How much research should get published?

Kent Anderson of The Scholarly Kitchen looks at how good a filter peer-review is.

The reputation authors garner by being published in a scholarly journal is that he or she has fit through the tight filter on scholarly communications, where only the best of the best gets published.

But that reputation is no longer deserved.

He gives some data showing that papers rejected by one journal appear to get published in some other venue. In doing so, he seems to be taking a position that the amount of research being published is a Bad Thing™. This attitude comes through again:

It’s worth noting that even the advocates who state that the majority of studies should be published also state that filters are vital to making such information usable.

This reminds me all too much of the claim that research is being ruined by bad research, which I talked about here recently.

I’m going to go out on a limb, and make what may be a radical proposition. I am going to suggest that:

Scientists are generally competent at their jobs.

If we admit that most scientists know how to do decent science, then it would seem to follow that most research should be published. I would argue that issues people have with the difficulty of keeping up with the literature is more likely to represent the professionalization of science that took place over the last century. Science was a growth industry, with more and more practitioners. The growth of the scientific-industrial complex has increased the amount of literature, not the loss of quality control, I would argue.

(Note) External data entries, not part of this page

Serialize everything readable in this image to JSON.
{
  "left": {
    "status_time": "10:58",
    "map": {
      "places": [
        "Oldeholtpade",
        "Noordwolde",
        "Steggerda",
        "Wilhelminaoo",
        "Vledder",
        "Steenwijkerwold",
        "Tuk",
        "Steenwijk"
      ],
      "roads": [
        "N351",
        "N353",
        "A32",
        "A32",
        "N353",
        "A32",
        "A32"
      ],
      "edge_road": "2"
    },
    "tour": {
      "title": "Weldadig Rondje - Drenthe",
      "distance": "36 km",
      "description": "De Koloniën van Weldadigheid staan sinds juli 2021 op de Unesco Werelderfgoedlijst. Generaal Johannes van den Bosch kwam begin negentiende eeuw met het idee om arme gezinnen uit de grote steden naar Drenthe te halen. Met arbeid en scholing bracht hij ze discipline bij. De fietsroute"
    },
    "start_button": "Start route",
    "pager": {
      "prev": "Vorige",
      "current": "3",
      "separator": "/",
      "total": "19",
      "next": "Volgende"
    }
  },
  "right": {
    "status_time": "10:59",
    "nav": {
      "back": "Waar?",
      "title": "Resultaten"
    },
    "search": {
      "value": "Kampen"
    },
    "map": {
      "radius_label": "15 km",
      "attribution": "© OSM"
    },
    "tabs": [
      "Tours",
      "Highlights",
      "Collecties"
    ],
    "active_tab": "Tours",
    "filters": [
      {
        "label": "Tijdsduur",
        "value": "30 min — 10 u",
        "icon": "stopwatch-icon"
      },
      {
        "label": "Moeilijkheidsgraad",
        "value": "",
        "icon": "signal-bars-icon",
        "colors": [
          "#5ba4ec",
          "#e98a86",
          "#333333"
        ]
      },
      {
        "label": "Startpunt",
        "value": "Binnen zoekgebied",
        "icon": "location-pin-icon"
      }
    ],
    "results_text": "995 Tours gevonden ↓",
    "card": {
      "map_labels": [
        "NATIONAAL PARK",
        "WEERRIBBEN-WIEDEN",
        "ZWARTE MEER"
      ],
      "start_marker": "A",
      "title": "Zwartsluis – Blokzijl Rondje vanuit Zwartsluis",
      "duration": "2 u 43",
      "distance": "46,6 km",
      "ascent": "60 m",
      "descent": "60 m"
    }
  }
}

Any veterans out there want to chip in? Is it harder or easier to get published now than it used to be?

No comments: